Stylishly presented and shocking throughout, The Alcasser Murders is a 5 part documentary series depicting the infamous rape and murder of 3 girls in Spain. With a myriad of facts, figures and different people interviewed, the documentary can feel a little cluttered and messy at times but the story itself should be enough to see you through until the end. It’s a tough show to binge if I’m honest; the aforementioned facts continue throughout the 5 episodes as more evidence comes to light and percentages, character names and media broadcast statistics are thrown around. Still, it’s interesting enough to keep you watching but it’s also a documentary I think Spanish speaking natives may take to more than the International crowd.
In 1992, three 14 year old girls went missing on a night out en-route to a nightclub in Alcasser, Spain. The small town’s search for the girls soon spread and as the newspapers and press caught wind of the story, things escalated to a nationwide manhunt. With media companies taking advantage of the booming ratings, as the episodes tick by more of the case is publicized, with one episode showing a Father heading onto TV with his theory of what happened while judgment is passed on the police for the handling of the investigation itself.

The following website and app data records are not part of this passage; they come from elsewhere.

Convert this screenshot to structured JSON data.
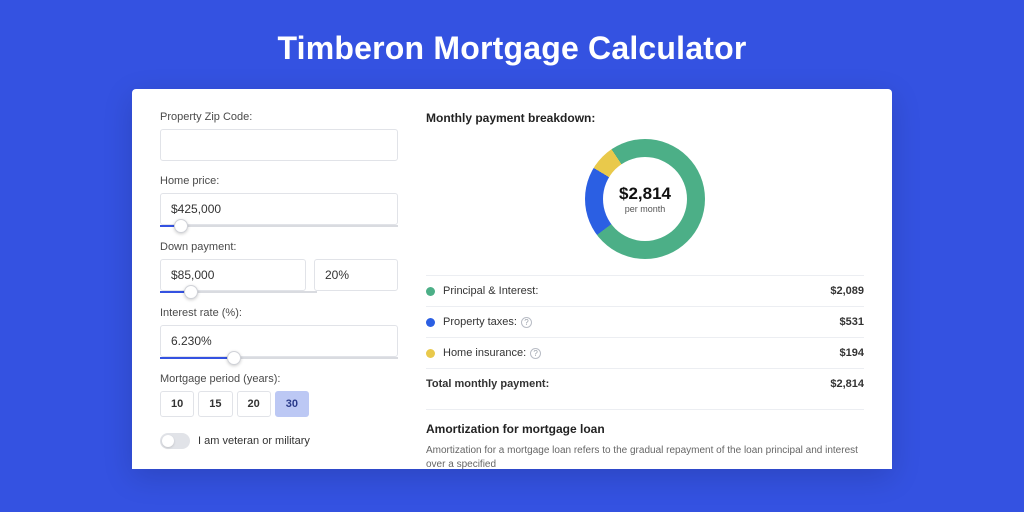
{
  "title": "Timberon Mortgage Calculator",
  "form": {
    "zip": {
      "label": "Property Zip Code:",
      "value": ""
    },
    "home_price": {
      "label": "Home price:",
      "value": "$425,000",
      "slider_pct": 9
    },
    "down_payment": {
      "label": "Down payment:",
      "value": "$85,000",
      "pct_value": "20%",
      "slider_pct": 20
    },
    "interest": {
      "label": "Interest rate (%):",
      "value": "6.230%",
      "slider_pct": 31
    },
    "period": {
      "label": "Mortgage period (years):",
      "options": [
        "10",
        "15",
        "20",
        "30"
      ],
      "active": "30"
    },
    "veteran": {
      "label": "I am veteran or military",
      "on": false
    }
  },
  "breakdown": {
    "title": "Monthly payment breakdown:",
    "donut": {
      "amount": "$2,814",
      "sub": "per month"
    },
    "items": [
      {
        "name": "Principal & Interest:",
        "value": "$2,089",
        "color": "#4caf87",
        "info": false
      },
      {
        "name": "Property taxes:",
        "value": "$531",
        "color": "#2b5fe3",
        "info": true
      },
      {
        "name": "Home insurance:",
        "value": "$194",
        "color": "#e9c94b",
        "info": true
      }
    ],
    "total": {
      "name": "Total monthly payment:",
      "value": "$2,814"
    }
  },
  "amort": {
    "title": "Amortization for mortgage loan",
    "text": "Amortization for a mortgage loan refers to the gradual repayment of the loan principal and interest over a specified"
  },
  "chart_data": {
    "type": "pie",
    "title": "Monthly payment breakdown",
    "categories": [
      "Principal & Interest",
      "Property taxes",
      "Home insurance"
    ],
    "values": [
      2089,
      531,
      194
    ],
    "colors": [
      "#4caf87",
      "#2b5fe3",
      "#e9c94b"
    ],
    "total": 2814,
    "center_label": "$2,814 per month"
  }
}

This all builds toward the final episode which takes us back to modern day Spain and a look at how the families have dealt with all the publicity and issues. The series then closes out on a somewhat subjective note but there’s enough here to look past that and take to the story itself.
If, like me, you’re a big fan of fact-driven shows with plenty of statistics and a factual-based investigation then The Alcasser Murders will be for you. I do appreciate it’s going to be a polarizing show though and there are a lot of facts to take in here. At times, these are presented while a character is speaking and it can be difficult to distinguish the difference between them both, consequently resulting in you losing some of the information. These moments are a shame too, because so much of the series is well paced but these design decisions only further accentuate that this is going to be a show tailored toward Spanish speaking countries than other languages. Exacerbating this problem are numerous background shots of maps, diagrams and archival footage which all combine to make this slightly overwhelming at times.
That’s to take nothing away from the style of The Alcasser Murders though which is aesthetically impressive throughout. Fading shots, archival footage blending into face to face interviews, split screen shots and all sorts of other visual goodies do a great job fleshing the series out and adding some flair to this one. The archival news footage is a nice touch too and there’s some time lapse photography used here, combining with airbrushing the modern day setting into 1992 Alcasser. It’s a small touch but something that feels like a Netflix specialty when it comes to the production design.
It won’t be for everyone and The Alcasser Murders can feel a little overwhelming at times, especially with its overlapping dialogue and facts, all told in Spanish. If you can take to the story though, there’s an engrossing, shocking true crime documentary here to add to the growing Netflix catalogue. If you do find yourself overwhelmed though, I highly recommend checking out the Wikipedia page on this. The case is certainly worthy of a Netflix documentary though and the episodes themselves are well-paced and highly engaging. Whether you’ll stick it out for the long run or not is still up for debate but if you’re looking for your next true crime fix and don’t mind some of the questionable design decisions here, The Alcasser Murders is certainly worth your time.